• Excerpts from an interface dataset:
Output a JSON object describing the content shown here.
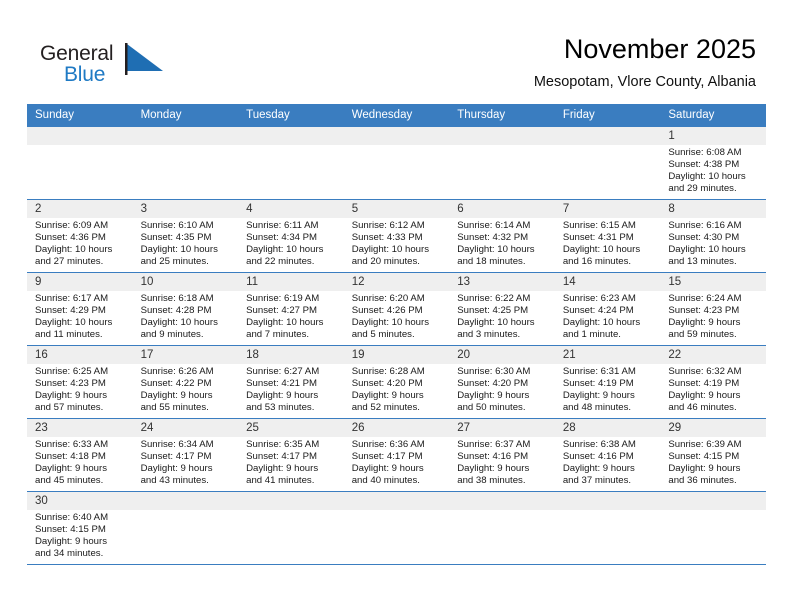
{
  "brand": {
    "name_part1": "General",
    "name_part2": "Blue",
    "logo_icon": "blue-flag-triangle-icon",
    "color_primary": "#1f7ac4",
    "color_dark": "#231f20"
  },
  "header": {
    "title": "November 2025",
    "subtitle": "Mesopotam, Vlore County, Albania"
  },
  "theme": {
    "header_row_bg": "#3a7dc0",
    "header_row_text": "#ffffff",
    "daynum_bg": "#efefef",
    "grid_line": "#3a7dc0"
  },
  "weekdays": [
    "Sunday",
    "Monday",
    "Tuesday",
    "Wednesday",
    "Thursday",
    "Friday",
    "Saturday"
  ],
  "labels": {
    "sunrise_prefix": "Sunrise:",
    "sunset_prefix": "Sunset:",
    "daylight_prefix": "Daylight:"
  },
  "weeks": [
    [
      {
        "empty": true
      },
      {
        "empty": true
      },
      {
        "empty": true
      },
      {
        "empty": true
      },
      {
        "empty": true
      },
      {
        "empty": true
      },
      {
        "day": "1",
        "sunrise": "Sunrise: 6:08 AM",
        "sunset": "Sunset: 4:38 PM",
        "daylight_1": "Daylight: 10 hours",
        "daylight_2": "and 29 minutes."
      }
    ],
    [
      {
        "day": "2",
        "sunrise": "Sunrise: 6:09 AM",
        "sunset": "Sunset: 4:36 PM",
        "daylight_1": "Daylight: 10 hours",
        "daylight_2": "and 27 minutes."
      },
      {
        "day": "3",
        "sunrise": "Sunrise: 6:10 AM",
        "sunset": "Sunset: 4:35 PM",
        "daylight_1": "Daylight: 10 hours",
        "daylight_2": "and 25 minutes."
      },
      {
        "day": "4",
        "sunrise": "Sunrise: 6:11 AM",
        "sunset": "Sunset: 4:34 PM",
        "daylight_1": "Daylight: 10 hours",
        "daylight_2": "and 22 minutes."
      },
      {
        "day": "5",
        "sunrise": "Sunrise: 6:12 AM",
        "sunset": "Sunset: 4:33 PM",
        "daylight_1": "Daylight: 10 hours",
        "daylight_2": "and 20 minutes."
      },
      {
        "day": "6",
        "sunrise": "Sunrise: 6:14 AM",
        "sunset": "Sunset: 4:32 PM",
        "daylight_1": "Daylight: 10 hours",
        "daylight_2": "and 18 minutes."
      },
      {
        "day": "7",
        "sunrise": "Sunrise: 6:15 AM",
        "sunset": "Sunset: 4:31 PM",
        "daylight_1": "Daylight: 10 hours",
        "daylight_2": "and 16 minutes."
      },
      {
        "day": "8",
        "sunrise": "Sunrise: 6:16 AM",
        "sunset": "Sunset: 4:30 PM",
        "daylight_1": "Daylight: 10 hours",
        "daylight_2": "and 13 minutes."
      }
    ],
    [
      {
        "day": "9",
        "sunrise": "Sunrise: 6:17 AM",
        "sunset": "Sunset: 4:29 PM",
        "daylight_1": "Daylight: 10 hours",
        "daylight_2": "and 11 minutes."
      },
      {
        "day": "10",
        "sunrise": "Sunrise: 6:18 AM",
        "sunset": "Sunset: 4:28 PM",
        "daylight_1": "Daylight: 10 hours",
        "daylight_2": "and 9 minutes."
      },
      {
        "day": "11",
        "sunrise": "Sunrise: 6:19 AM",
        "sunset": "Sunset: 4:27 PM",
        "daylight_1": "Daylight: 10 hours",
        "daylight_2": "and 7 minutes."
      },
      {
        "day": "12",
        "sunrise": "Sunrise: 6:20 AM",
        "sunset": "Sunset: 4:26 PM",
        "daylight_1": "Daylight: 10 hours",
        "daylight_2": "and 5 minutes."
      },
      {
        "day": "13",
        "sunrise": "Sunrise: 6:22 AM",
        "sunset": "Sunset: 4:25 PM",
        "daylight_1": "Daylight: 10 hours",
        "daylight_2": "and 3 minutes."
      },
      {
        "day": "14",
        "sunrise": "Sunrise: 6:23 AM",
        "sunset": "Sunset: 4:24 PM",
        "daylight_1": "Daylight: 10 hours",
        "daylight_2": "and 1 minute."
      },
      {
        "day": "15",
        "sunrise": "Sunrise: 6:24 AM",
        "sunset": "Sunset: 4:23 PM",
        "daylight_1": "Daylight: 9 hours",
        "daylight_2": "and 59 minutes."
      }
    ],
    [
      {
        "day": "16",
        "sunrise": "Sunrise: 6:25 AM",
        "sunset": "Sunset: 4:23 PM",
        "daylight_1": "Daylight: 9 hours",
        "daylight_2": "and 57 minutes."
      },
      {
        "day": "17",
        "sunrise": "Sunrise: 6:26 AM",
        "sunset": "Sunset: 4:22 PM",
        "daylight_1": "Daylight: 9 hours",
        "daylight_2": "and 55 minutes."
      },
      {
        "day": "18",
        "sunrise": "Sunrise: 6:27 AM",
        "sunset": "Sunset: 4:21 PM",
        "daylight_1": "Daylight: 9 hours",
        "daylight_2": "and 53 minutes."
      },
      {
        "day": "19",
        "sunrise": "Sunrise: 6:28 AM",
        "sunset": "Sunset: 4:20 PM",
        "daylight_1": "Daylight: 9 hours",
        "daylight_2": "and 52 minutes."
      },
      {
        "day": "20",
        "sunrise": "Sunrise: 6:30 AM",
        "sunset": "Sunset: 4:20 PM",
        "daylight_1": "Daylight: 9 hours",
        "daylight_2": "and 50 minutes."
      },
      {
        "day": "21",
        "sunrise": "Sunrise: 6:31 AM",
        "sunset": "Sunset: 4:19 PM",
        "daylight_1": "Daylight: 9 hours",
        "daylight_2": "and 48 minutes."
      },
      {
        "day": "22",
        "sunrise": "Sunrise: 6:32 AM",
        "sunset": "Sunset: 4:19 PM",
        "daylight_1": "Daylight: 9 hours",
        "daylight_2": "and 46 minutes."
      }
    ],
    [
      {
        "day": "23",
        "sunrise": "Sunrise: 6:33 AM",
        "sunset": "Sunset: 4:18 PM",
        "daylight_1": "Daylight: 9 hours",
        "daylight_2": "and 45 minutes."
      },
      {
        "day": "24",
        "sunrise": "Sunrise: 6:34 AM",
        "sunset": "Sunset: 4:17 PM",
        "daylight_1": "Daylight: 9 hours",
        "daylight_2": "and 43 minutes."
      },
      {
        "day": "25",
        "sunrise": "Sunrise: 6:35 AM",
        "sunset": "Sunset: 4:17 PM",
        "daylight_1": "Daylight: 9 hours",
        "daylight_2": "and 41 minutes."
      },
      {
        "day": "26",
        "sunrise": "Sunrise: 6:36 AM",
        "sunset": "Sunset: 4:17 PM",
        "daylight_1": "Daylight: 9 hours",
        "daylight_2": "and 40 minutes."
      },
      {
        "day": "27",
        "sunrise": "Sunrise: 6:37 AM",
        "sunset": "Sunset: 4:16 PM",
        "daylight_1": "Daylight: 9 hours",
        "daylight_2": "and 38 minutes."
      },
      {
        "day": "28",
        "sunrise": "Sunrise: 6:38 AM",
        "sunset": "Sunset: 4:16 PM",
        "daylight_1": "Daylight: 9 hours",
        "daylight_2": "and 37 minutes."
      },
      {
        "day": "29",
        "sunrise": "Sunrise: 6:39 AM",
        "sunset": "Sunset: 4:15 PM",
        "daylight_1": "Daylight: 9 hours",
        "daylight_2": "and 36 minutes."
      }
    ],
    [
      {
        "day": "30",
        "sunrise": "Sunrise: 6:40 AM",
        "sunset": "Sunset: 4:15 PM",
        "daylight_1": "Daylight: 9 hours",
        "daylight_2": "and 34 minutes."
      },
      {
        "empty": true
      },
      {
        "empty": true
      },
      {
        "empty": true
      },
      {
        "empty": true
      },
      {
        "empty": true
      },
      {
        "empty": true
      }
    ]
  ]
}
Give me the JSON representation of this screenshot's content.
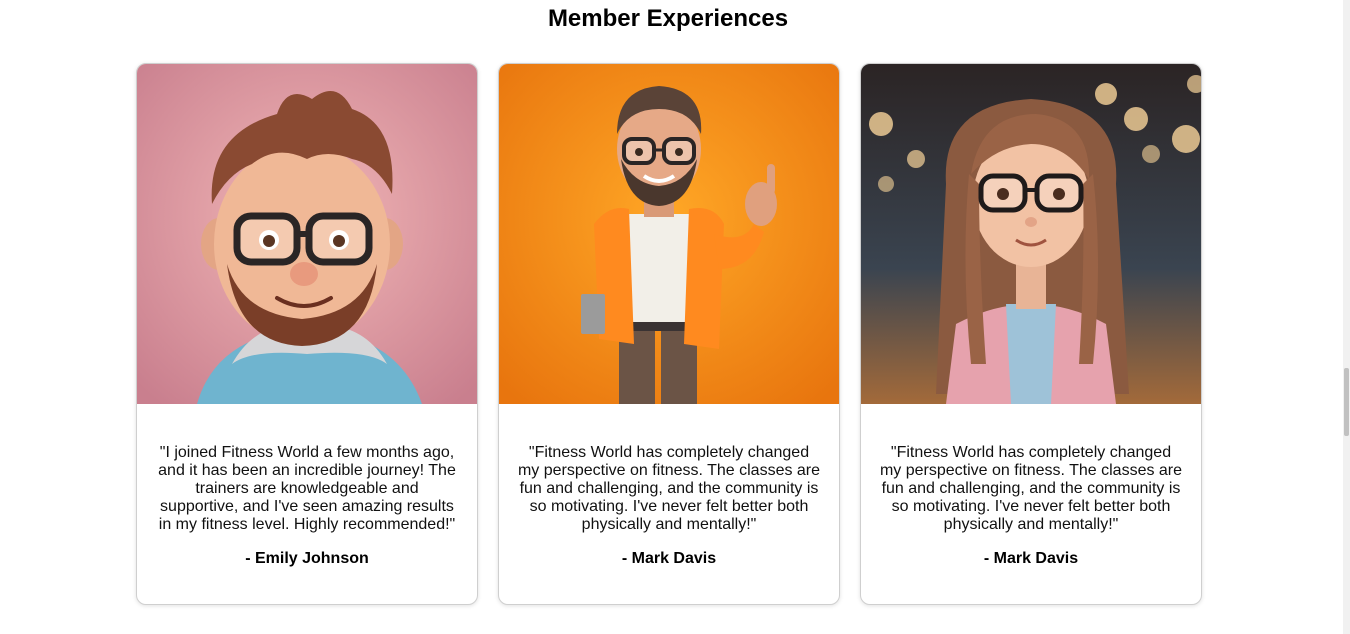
{
  "section": {
    "title": "Member Experiences"
  },
  "testimonials": [
    {
      "avatar": "bearded-man-glasses-avatar",
      "quote": "\"I joined Fitness World a few months ago, and it has been an incredible journey! The trainers are knowledgeable and supportive, and I've seen amazing results in my fitness level. Highly recommended!\"",
      "author": "- Emily Johnson",
      "background": "#d98e96"
    },
    {
      "avatar": "man-orange-jacket-avatar",
      "quote": "\"Fitness World has completely changed my perspective on fitness. The classes are fun and challenging, and the community is so motivating. I've never felt better both physically and mentally!\"",
      "author": "- Mark Davis",
      "background": "#f28a1c"
    },
    {
      "avatar": "girl-long-hair-glasses-avatar",
      "quote": "\"Fitness World has completely changed my perspective on fitness. The classes are fun and challenging, and the community is so motivating. I've never felt better both physically and mentally!\"",
      "author": "- Mark Davis",
      "background": "#2a2a30"
    }
  ]
}
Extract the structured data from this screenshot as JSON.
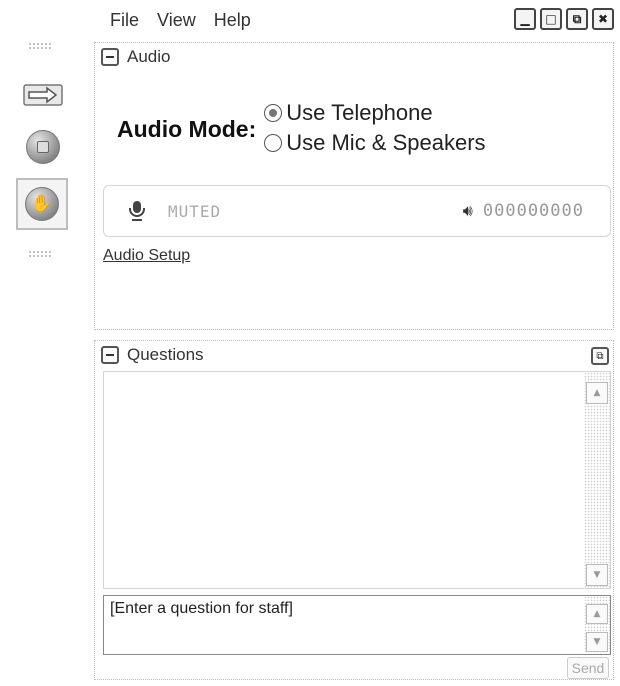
{
  "menu": {
    "items": [
      {
        "label": "File"
      },
      {
        "label": "View"
      },
      {
        "label": "Help"
      }
    ]
  },
  "window_controls": [
    "minimize-icon",
    "maximize-icon",
    "restore-icon",
    "close-icon"
  ],
  "toolbar": {
    "buttons": [
      "arrow-icon",
      "stop-icon",
      "raise-hand-icon"
    ],
    "selected": "raise-hand-icon"
  },
  "audio_panel": {
    "title": "Audio",
    "mode_label": "Audio Mode:",
    "options": [
      {
        "label": "Use Telephone",
        "checked": true
      },
      {
        "label": "Use Mic & Speakers",
        "checked": false
      }
    ],
    "status": {
      "mic_state": "MUTED",
      "level": "000000000"
    },
    "setup_link": "Audio Setup"
  },
  "questions_panel": {
    "title": "Questions",
    "input_placeholder": "[Enter a question for staff]",
    "send_label": "Send"
  }
}
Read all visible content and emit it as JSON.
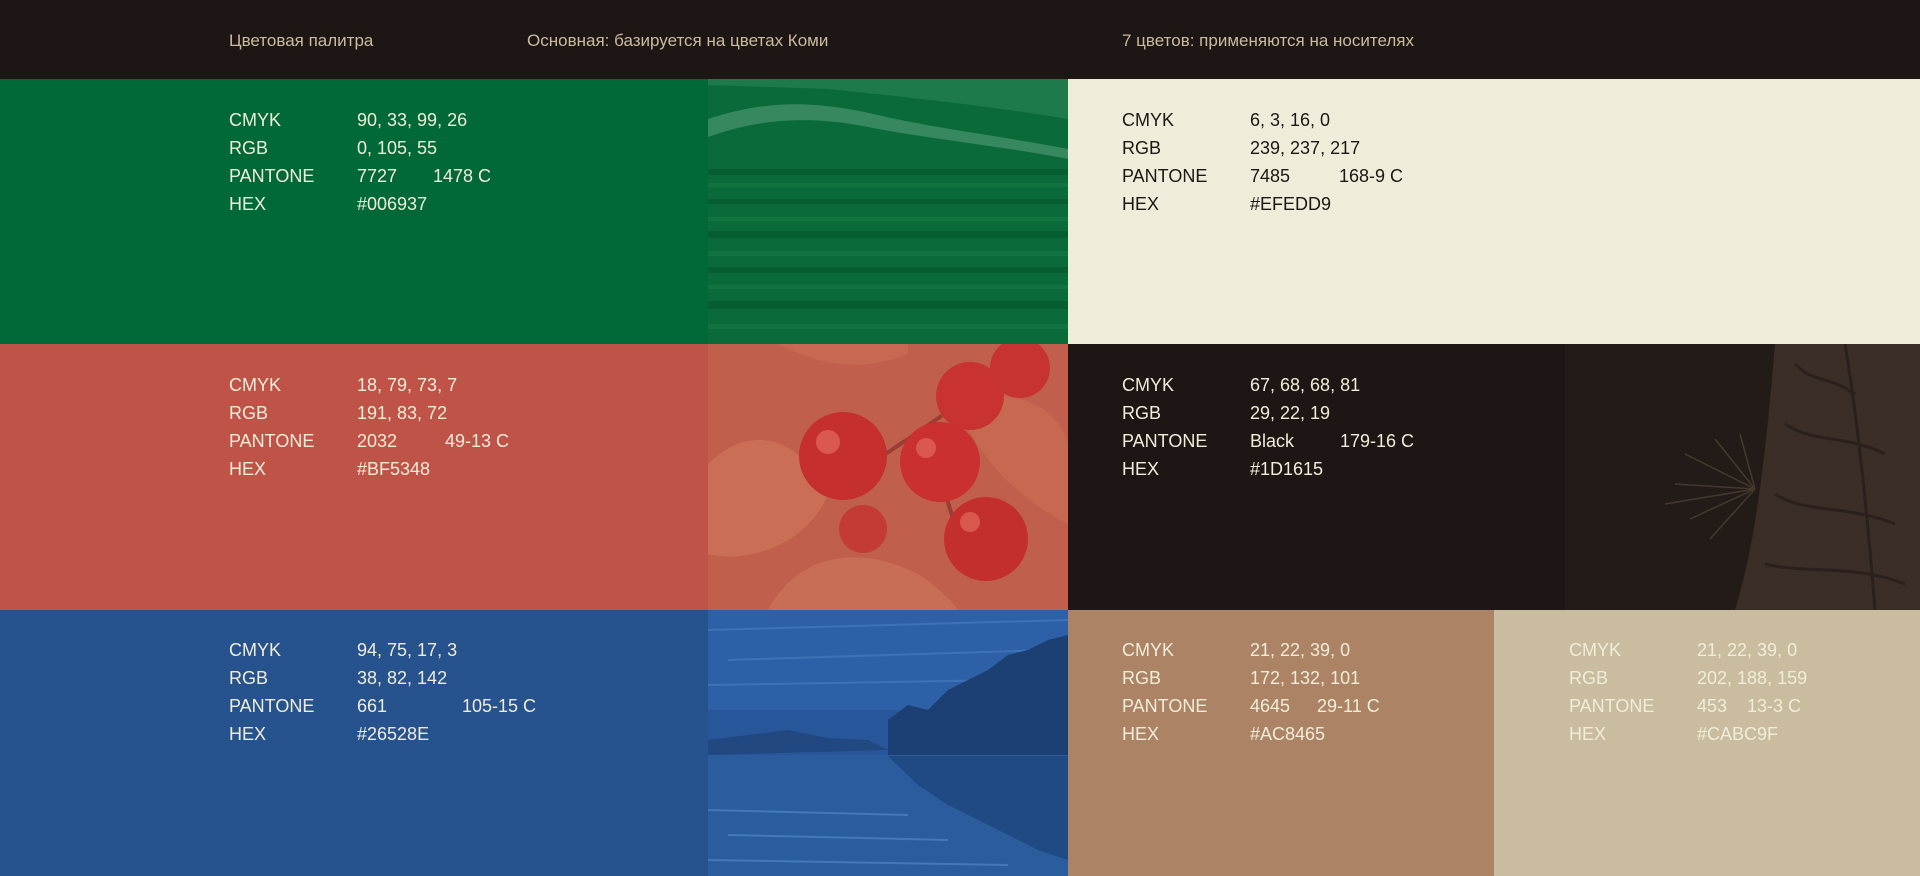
{
  "header": {
    "palette_title": "Цветовая палитра",
    "main_caption": "Основная: базируется на цветах Коми",
    "secondary_caption": "7 цветов: применяются на носителях"
  },
  "labels": {
    "cmyk": "CMYK",
    "rgb": "RGB",
    "pantone": "PANTONE",
    "hex": "HEX"
  },
  "swatches": {
    "green": {
      "cmyk": "90, 33, 99, 26",
      "rgb": "0, 105, 55",
      "pantone1": "7727",
      "pantone2": "1478 C",
      "hex": "#006937",
      "color": "#006937"
    },
    "cream": {
      "cmyk": "6, 3, 16, 0",
      "rgb": "239, 237, 217",
      "pantone1": "7485",
      "pantone2": "168-9 C",
      "hex": "#EFEDD9",
      "color": "#EFEDD9"
    },
    "red": {
      "cmyk": "18, 79, 73, 7",
      "rgb": "191, 83, 72",
      "pantone1": "2032",
      "pantone2": "49-13 C",
      "hex": "#BF5348",
      "color": "#BF5348"
    },
    "black": {
      "cmyk": "67, 68, 68, 81",
      "rgb": "29, 22, 19",
      "pantone1": "Black",
      "pantone2": "179-16 C",
      "hex": "#1D1615",
      "color": "#1D1615"
    },
    "blue": {
      "cmyk": "94, 75, 17, 3",
      "rgb": "38, 82, 142",
      "pantone1": "661",
      "pantone2": "105-15 C",
      "hex": "#26528E",
      "color": "#26528E"
    },
    "brown": {
      "cmyk": "21, 22, 39, 0",
      "rgb": "172, 132, 101",
      "pantone1": "4645",
      "pantone2": "29-11 C",
      "hex": "#AC8465",
      "color": "#AC8465"
    },
    "beige": {
      "cmyk": "21, 22, 39, 0",
      "rgb": "202, 188, 159",
      "pantone1": "453",
      "pantone2": "13-3 C",
      "hex": "#CABC9F",
      "color": "#CABC9F"
    }
  },
  "photos": {
    "forest": "forest-river-photo",
    "berries": "lingonberry-photo",
    "lake": "forest-lake-photo",
    "bark": "pine-bark-photo"
  }
}
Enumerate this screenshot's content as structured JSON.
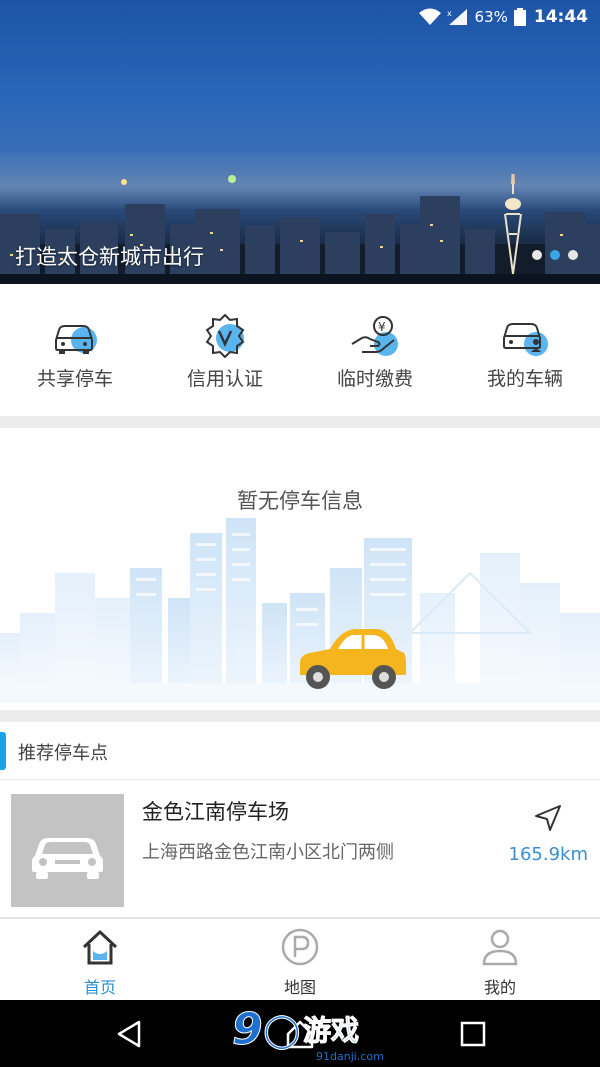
{
  "status_bar": {
    "battery_percent": "63%",
    "time": "14:44"
  },
  "banner": {
    "caption": "打造太仓新城市出行",
    "dots_total": 3,
    "active_dot": 1
  },
  "quick_actions": [
    {
      "label": "共享停车",
      "icon": "shared-parking-car-icon"
    },
    {
      "label": "信用认证",
      "icon": "credit-badge-icon"
    },
    {
      "label": "临时缴费",
      "icon": "payment-hand-coin-icon"
    },
    {
      "label": "我的车辆",
      "icon": "my-car-user-icon"
    }
  ],
  "empty_state": {
    "message": "暂无停车信息"
  },
  "recommended": {
    "title": "推荐停车点",
    "items": [
      {
        "name": "金色江南停车场",
        "address": "上海西路金色江南小区北门两侧",
        "distance": "165.9km"
      }
    ]
  },
  "tabs": [
    {
      "label": "首页",
      "icon": "home-icon",
      "active": true
    },
    {
      "label": "地图",
      "icon": "parking-p-icon",
      "active": false
    },
    {
      "label": "我的",
      "icon": "user-icon",
      "active": false
    }
  ],
  "watermark": {
    "number": "9",
    "text": "游戏",
    "sub": "91danji.com"
  },
  "colors": {
    "accent": "#2a8fd0",
    "icon_blue": "#5ab4ef",
    "car_yellow": "#f5b51f"
  }
}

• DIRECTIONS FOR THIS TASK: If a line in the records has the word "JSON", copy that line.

• TASK RESPONSE:
Output a JSON object describing the content shown here.
Give me the JSON representation of this screenshot's content.
Extract the structured data from this screenshot as JSON.
Read all visible content and emit it as JSON.
Enumerate this screenshot's content as structured JSON.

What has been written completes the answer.